Items listed in a dataset:
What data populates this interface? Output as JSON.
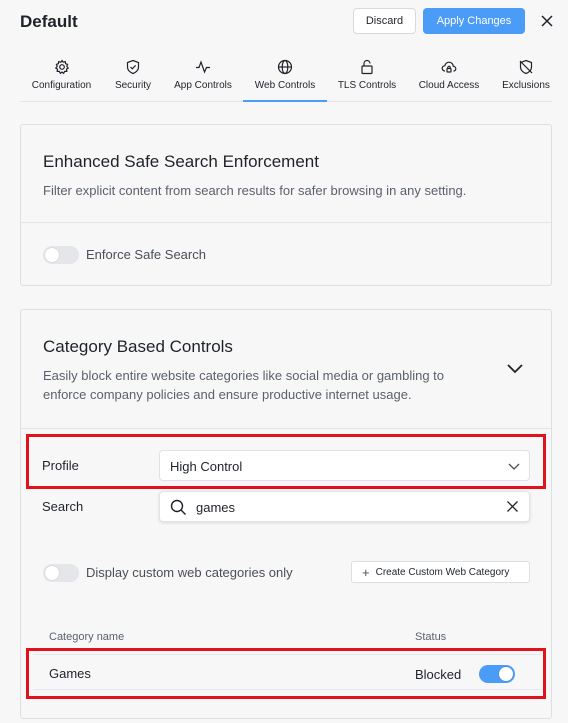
{
  "header": {
    "title": "Default",
    "discard_label": "Discard",
    "apply_label": "Apply Changes"
  },
  "tabs": [
    {
      "label": "Configuration",
      "icon": "gear-icon"
    },
    {
      "label": "Security",
      "icon": "shield-icon"
    },
    {
      "label": "App Controls",
      "icon": "activity-icon"
    },
    {
      "label": "Web Controls",
      "icon": "globe-icon",
      "active": true
    },
    {
      "label": "TLS Controls",
      "icon": "lock-icon"
    },
    {
      "label": "Cloud Access",
      "icon": "cloud-lock-icon"
    },
    {
      "label": "Exclusions",
      "icon": "shield-off-icon"
    }
  ],
  "safe_search": {
    "title": "Enhanced Safe Search Enforcement",
    "description": "Filter explicit content from search results for safer browsing in any setting.",
    "toggle_label": "Enforce Safe Search",
    "enabled": false
  },
  "category": {
    "title": "Category Based Controls",
    "description_line1": "Easily block entire website categories like social media or gambling to",
    "description_line2": "enforce company policies and ensure productive internet usage.",
    "profile_label": "Profile",
    "profile_value": "High Control",
    "search_label": "Search",
    "search_value": "games",
    "custom_toggle_label": "Display custom web categories only",
    "custom_enabled": false,
    "create_button_label": "Create Custom Web Category",
    "columns": {
      "name": "Category name",
      "status": "Status"
    },
    "rows": [
      {
        "name": "Games",
        "status": "Blocked",
        "enabled": true
      }
    ]
  },
  "colors": {
    "accent": "#4a9cf7",
    "highlight": "#e0121b"
  }
}
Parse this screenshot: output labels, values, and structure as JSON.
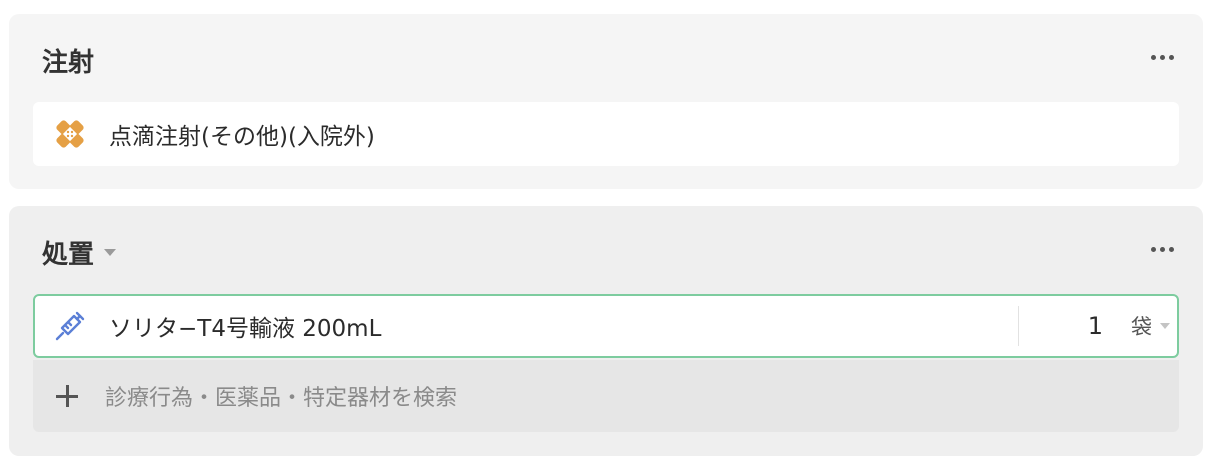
{
  "injection": {
    "title": "注射",
    "more_icon": "more-horizontal-icon",
    "item": {
      "icon": "bandage-cross-icon",
      "label": "点滴注射(その他)(入院外)",
      "icon_color": "#e5a045"
    }
  },
  "procedure": {
    "title": "処置",
    "more_icon": "more-horizontal-icon",
    "drug": {
      "icon": "syringe-icon",
      "label": "ソリタ−T4号輸液 200mL",
      "quantity": "1",
      "unit": "袋",
      "icon_color": "#5b7fd6",
      "border_color": "#7dcc9f"
    },
    "search": {
      "icon": "plus-icon",
      "placeholder": "診療行為・医薬品・特定器材を検索"
    }
  }
}
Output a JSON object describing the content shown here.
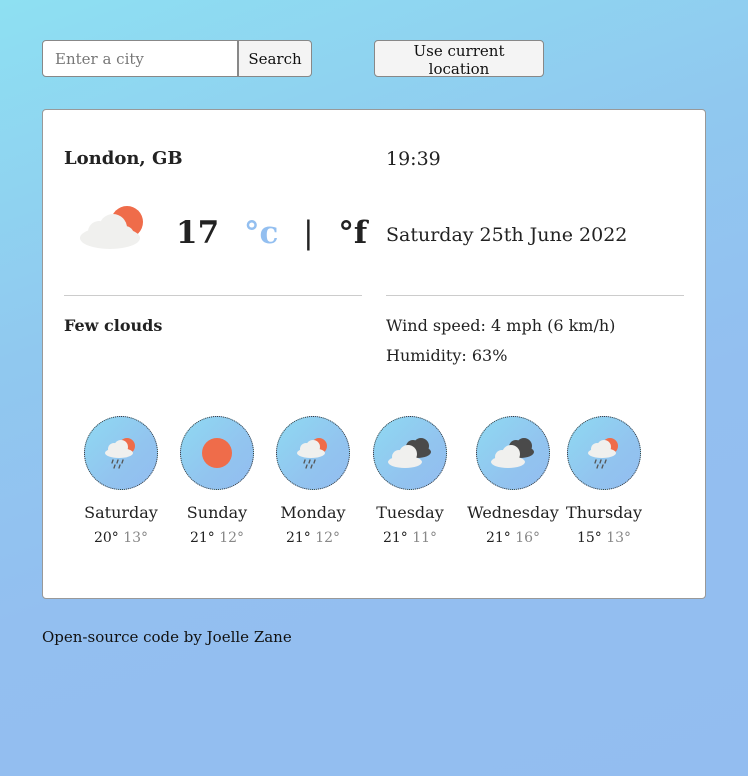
{
  "search": {
    "placeholder": "Enter a city",
    "button_label": "Search"
  },
  "location_button_label": "Use current location",
  "current": {
    "city": "London, GB",
    "time": "19:39",
    "temperature": "17",
    "unit_c": "°c",
    "separator": "|",
    "unit_f": "°f",
    "date": "Saturday 25th June 2022",
    "description": "Few clouds",
    "wind": "Wind speed: 4 mph (6 km/h)",
    "humidity": "Humidity: 63%",
    "icon": "few-clouds-icon"
  },
  "forecast": [
    {
      "day": "Saturday",
      "high": "20°",
      "low": "13°",
      "icon": "rain-sun-icon"
    },
    {
      "day": "Sunday",
      "high": "21°",
      "low": "12°",
      "icon": "sun-icon"
    },
    {
      "day": "Monday",
      "high": "21°",
      "low": "12°",
      "icon": "rain-sun-icon"
    },
    {
      "day": "Tuesday",
      "high": "21°",
      "low": "11°",
      "icon": "broken-clouds-icon"
    },
    {
      "day": "Wednesday",
      "high": "21°",
      "low": "16°",
      "icon": "broken-clouds-icon"
    },
    {
      "day": "Thursday",
      "high": "15°",
      "low": "13°",
      "icon": "rain-sun-icon"
    }
  ],
  "footer": {
    "link_text": "Open-source code",
    "middle": " by ",
    "author": "Joelle Zane"
  },
  "colors": {
    "sun": "#ef6c4a",
    "cloud": "#f0f0ee",
    "dark_cloud": "#4a4a4a",
    "accent_unit": "#93bff0"
  }
}
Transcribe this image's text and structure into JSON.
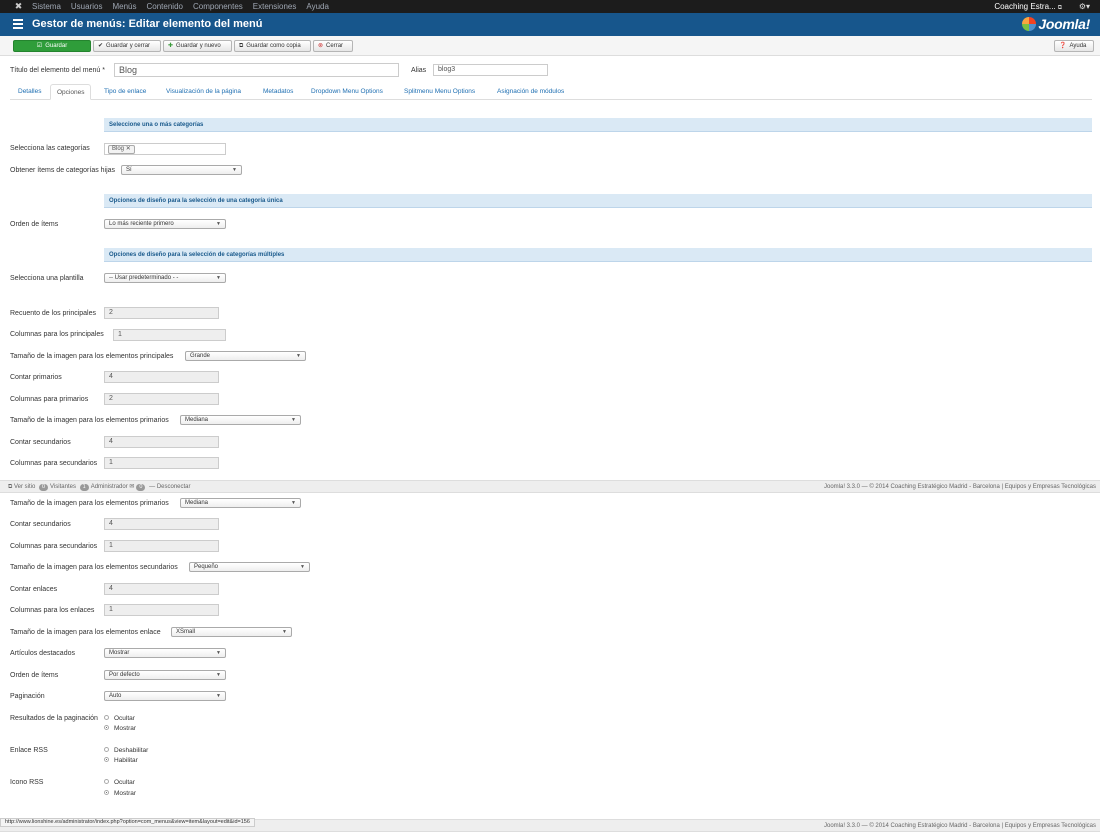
{
  "navbar": {
    "menu": [
      "Sistema",
      "Usuarios",
      "Menús",
      "Contenido",
      "Componentes",
      "Extensiones",
      "Ayuda"
    ],
    "site_name": "Coaching Estra..."
  },
  "header": {
    "title": "Gestor de menús: Editar elemento del menú",
    "brand": "Joomla!"
  },
  "toolbar": {
    "save": "Guardar",
    "save_close": "Guardar y cerrar",
    "save_new": "Guardar y nuevo",
    "save_copy": "Guardar como copia",
    "close": "Cerrar",
    "help": "Ayuda"
  },
  "form": {
    "title_label": "Título del elemento del menú *",
    "title_value": "Blog",
    "alias_label": "Alias",
    "alias_value": "blog3"
  },
  "tabs": [
    "Detalles",
    "Opciones",
    "Tipo de enlace",
    "Visualización de la página",
    "Metadatos",
    "Dropdown Menu Options",
    "Splitmenu Menu Options",
    "Asignación de módulos"
  ],
  "active_tab": "Opciones",
  "sections": {
    "categories": "Seleccione una o más categorías",
    "single": "Opciones de diseño para la selección de una categoría única",
    "multiple": "Opciones de diseño para la selección de categorías múltiples"
  },
  "fields": {
    "select_categories": "Selecciona las categorías",
    "category_tag": "Blog",
    "child_items": "Obtener ítems de categorías hijas",
    "child_items_value": "Sí",
    "item_order": "Orden de ítems",
    "item_order_value": "Lo más reciente primero",
    "template": "Selecciona una plantilla",
    "template_value": "-- Usar predeterminado - -",
    "leading_count": "Recuento de los principales",
    "leading_count_value": "2",
    "leading_cols": "Columnas para los principales",
    "leading_cols_value": "1",
    "leading_img": "Tamaño de la imagen para los elementos principales",
    "leading_img_value": "Grande",
    "intro_count": "Contar primarios",
    "intro_count_value": "4",
    "intro_cols": "Columnas para primarios",
    "intro_cols_value": "2",
    "intro_img": "Tamaño de la imagen para los elementos primarios",
    "intro_img_value": "Mediana",
    "secondary_count": "Contar secundarios",
    "secondary_count_value": "4",
    "secondary_cols": "Columnas para secundarios",
    "secondary_cols_value": "1"
  },
  "statusbar": {
    "view_site": "Ver sitio",
    "visitors_count": "0",
    "visitors": "Visitantes",
    "admins_count": "1",
    "admins": "Administrador",
    "messages_count": "0",
    "logout": "Desconectar",
    "footer": "Joomla! 3.3.0  —  © 2014 Coaching Estratégico Madrid - Barcelona | Equipos y Empresas Tecnológicas"
  },
  "fields2": {
    "intro_img": "Tamaño de la imagen para los elementos primarios",
    "intro_img_value": "Mediana",
    "secondary_count": "Contar secundarios",
    "secondary_count_value": "4",
    "secondary_cols": "Columnas para secundarios",
    "secondary_cols_value": "1",
    "secondary_img": "Tamaño de la imagen para los elementos secundarios",
    "secondary_img_value": "Pequeño",
    "links_count": "Contar enlaces",
    "links_count_value": "4",
    "links_cols": "Columnas para los enlaces",
    "links_cols_value": "1",
    "links_img": "Tamaño de la imagen para los elementos enlace",
    "links_img_value": "XSmall",
    "featured": "Artículos destacados",
    "featured_value": "Mostrar",
    "item_order": "Orden de ítems",
    "item_order_value": "Por defecto",
    "pagination": "Paginación",
    "pagination_value": "Auto",
    "pagination_results": "Resultados de la paginación",
    "rss_link": "Enlace RSS",
    "rss_icon": "Icono RSS",
    "hide": "Ocultar",
    "show": "Mostrar",
    "disable": "Deshabilitar",
    "enable": "Habilitar"
  },
  "url_status": "http://www.lionshine.es/administrator/index.php?option=com_menus&view=item&layout=edit&id=156"
}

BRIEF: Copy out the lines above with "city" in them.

EXERCISE RESULT:
    "placeholder": "Enter a city",
    "city": "London, GB",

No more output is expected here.